Tuesday, June 10th, 2014

If you have ever seen a carpet darken along a wall or stair edges where no one walks, you have noticed filtration soiling. When the ventilation system moves air through a house, the carpet acts as an air filter. Air flow deposits fine soil and dust along carpeted walls, stair edges, under frequently closed doors, and even subfloor joints. You may see black dots in the carpet around room edges. This is where knee kicker teeth have broken the secondary backing, air flows through these holes, and dust collects. Sometimes little-moved drapery hems touching the carpet or furniture skirts slow airflow enough to allow fine soil to outline the fabric onto the carpet. Filtration soiling is a function of the way the house is built. (more…)

Widthwise Lines in Carpet: Shift Marks

Thursday, June 5th, 2014

photo of carpet shift marks | Glenn Revere

Beautiful carpeting is made on very complicated machinery. When more parts make up a machine, more things can go wrong with the manufacturing process. The carpet mills know this. They have extensive inspection and quality control departments whose function is to find defective carpet and keep it from arriving at your home. In spite of these controls, mistakes happen.

Carpeting can contain various types of streaks, either lengthwise or widthwise in direction. There are many causes for these streaks. I recently looked at some carpet that had widthwise lines/streaks throughout the installation. The complaint for this newly installed carpet was listed as “uneven dye.” It was not noticed until the day after installation. I was asked by the mill to determine the cause of this problem. I arrived at my conclusion by using a process of elimination. (more…)

Carpet Problems: Carpet Delamination Causes

Tuesday, May 27th, 2014

Carpet delamination means the secondary backing separates from the primary backing and air gets between the two layers. This condition can be manufacturing, installation, maintenance or consumer related. The minimum standard for lamination strength is 2.5 pounds. Sometimes the latex compound formula has the wrong proportions. Then the glue will not cure properly. If it is too moist, the glue is weak. If it is too dry, normal traffic in your home turns the compound to powder; then the carpet will wrinkle and delaminate.
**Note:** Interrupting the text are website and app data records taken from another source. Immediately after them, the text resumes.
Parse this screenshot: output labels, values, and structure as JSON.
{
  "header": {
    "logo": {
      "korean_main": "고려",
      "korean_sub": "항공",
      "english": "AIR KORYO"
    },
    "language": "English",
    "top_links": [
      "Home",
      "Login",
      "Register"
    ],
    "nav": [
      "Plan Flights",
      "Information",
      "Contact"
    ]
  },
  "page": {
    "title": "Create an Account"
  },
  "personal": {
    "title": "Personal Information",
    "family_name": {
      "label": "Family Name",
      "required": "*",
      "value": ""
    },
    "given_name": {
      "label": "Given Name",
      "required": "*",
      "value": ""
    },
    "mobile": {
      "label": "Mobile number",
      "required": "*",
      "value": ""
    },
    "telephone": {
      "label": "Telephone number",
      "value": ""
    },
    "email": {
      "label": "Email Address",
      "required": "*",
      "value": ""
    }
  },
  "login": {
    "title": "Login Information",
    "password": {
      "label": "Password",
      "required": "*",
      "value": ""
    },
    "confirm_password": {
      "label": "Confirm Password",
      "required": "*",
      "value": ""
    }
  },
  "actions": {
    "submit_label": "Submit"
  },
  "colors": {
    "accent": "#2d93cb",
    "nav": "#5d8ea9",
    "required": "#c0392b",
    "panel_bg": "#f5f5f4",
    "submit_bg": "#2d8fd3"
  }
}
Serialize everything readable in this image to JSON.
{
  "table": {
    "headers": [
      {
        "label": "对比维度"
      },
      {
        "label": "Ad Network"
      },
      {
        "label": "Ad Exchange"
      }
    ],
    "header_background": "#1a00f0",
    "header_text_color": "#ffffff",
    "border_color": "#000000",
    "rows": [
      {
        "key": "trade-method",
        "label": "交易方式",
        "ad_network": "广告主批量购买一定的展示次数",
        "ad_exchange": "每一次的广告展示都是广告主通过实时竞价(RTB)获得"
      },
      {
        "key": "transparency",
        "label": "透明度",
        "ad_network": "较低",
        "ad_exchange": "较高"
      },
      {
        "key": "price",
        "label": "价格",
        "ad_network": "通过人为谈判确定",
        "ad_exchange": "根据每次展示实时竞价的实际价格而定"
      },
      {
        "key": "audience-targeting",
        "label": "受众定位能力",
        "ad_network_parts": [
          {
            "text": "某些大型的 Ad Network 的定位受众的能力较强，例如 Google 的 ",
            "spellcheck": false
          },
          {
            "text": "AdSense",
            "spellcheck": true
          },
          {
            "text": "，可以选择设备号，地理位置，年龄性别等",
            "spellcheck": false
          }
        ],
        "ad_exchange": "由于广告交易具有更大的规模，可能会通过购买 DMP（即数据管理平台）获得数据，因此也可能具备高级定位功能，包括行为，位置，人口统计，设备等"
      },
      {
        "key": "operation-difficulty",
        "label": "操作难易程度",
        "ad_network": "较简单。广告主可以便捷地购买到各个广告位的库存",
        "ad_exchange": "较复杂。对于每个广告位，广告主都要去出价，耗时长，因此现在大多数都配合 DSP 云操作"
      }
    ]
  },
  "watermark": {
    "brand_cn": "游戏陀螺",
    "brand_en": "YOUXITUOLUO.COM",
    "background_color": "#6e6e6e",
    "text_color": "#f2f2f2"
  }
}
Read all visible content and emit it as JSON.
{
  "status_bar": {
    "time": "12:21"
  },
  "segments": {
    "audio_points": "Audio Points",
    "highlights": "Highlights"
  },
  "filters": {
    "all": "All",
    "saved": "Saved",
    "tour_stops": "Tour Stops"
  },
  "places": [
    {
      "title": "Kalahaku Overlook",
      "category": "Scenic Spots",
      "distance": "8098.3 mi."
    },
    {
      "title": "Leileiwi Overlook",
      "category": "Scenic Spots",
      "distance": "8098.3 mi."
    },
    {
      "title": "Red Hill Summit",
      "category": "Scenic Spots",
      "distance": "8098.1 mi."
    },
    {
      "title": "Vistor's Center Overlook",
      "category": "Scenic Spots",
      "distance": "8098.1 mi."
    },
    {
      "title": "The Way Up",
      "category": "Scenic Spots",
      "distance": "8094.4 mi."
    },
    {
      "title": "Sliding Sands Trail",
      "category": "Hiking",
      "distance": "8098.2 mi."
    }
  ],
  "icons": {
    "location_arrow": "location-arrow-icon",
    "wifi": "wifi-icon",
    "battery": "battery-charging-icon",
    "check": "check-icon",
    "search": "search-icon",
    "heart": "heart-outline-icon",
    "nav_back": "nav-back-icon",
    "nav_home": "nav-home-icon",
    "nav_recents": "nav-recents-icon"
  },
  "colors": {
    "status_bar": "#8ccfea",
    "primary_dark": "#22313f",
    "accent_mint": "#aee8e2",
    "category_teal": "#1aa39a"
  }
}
Thin latex makes the carpet feel soft before it delaminates. Getting a carpet too wet by improper cleaning or flooding also breaks down the latex. Spilling nail polish remover, oil, or other contaminants will cause delamination in small areas. Unsealed seams can cause a carpet to separate and delaminate along these cut edges. (more…)

Common Carpet Defects: Carpet Pattern Bowing

Tuesday, May 20th, 2014

All kinds of lines appear in carpets. You can see some as soon as the carpet is rolled out; some don’t show up for several days or weeks. Some run lengthwise, others widthwise. Some can be removed, others can’t. Below is information on pattern bowing. I also suggest you read my previous posts on high lines and low lines in carpet, shear streaks, stop marks, shift marks and oil streaks.

Pattern bowing is only noticeable with printed or woven patterned carpet and loop patterned carpet. There are several causes for a crooked pattern, but the end result is that the pattern does not run straight when you look across or down the room. (more…)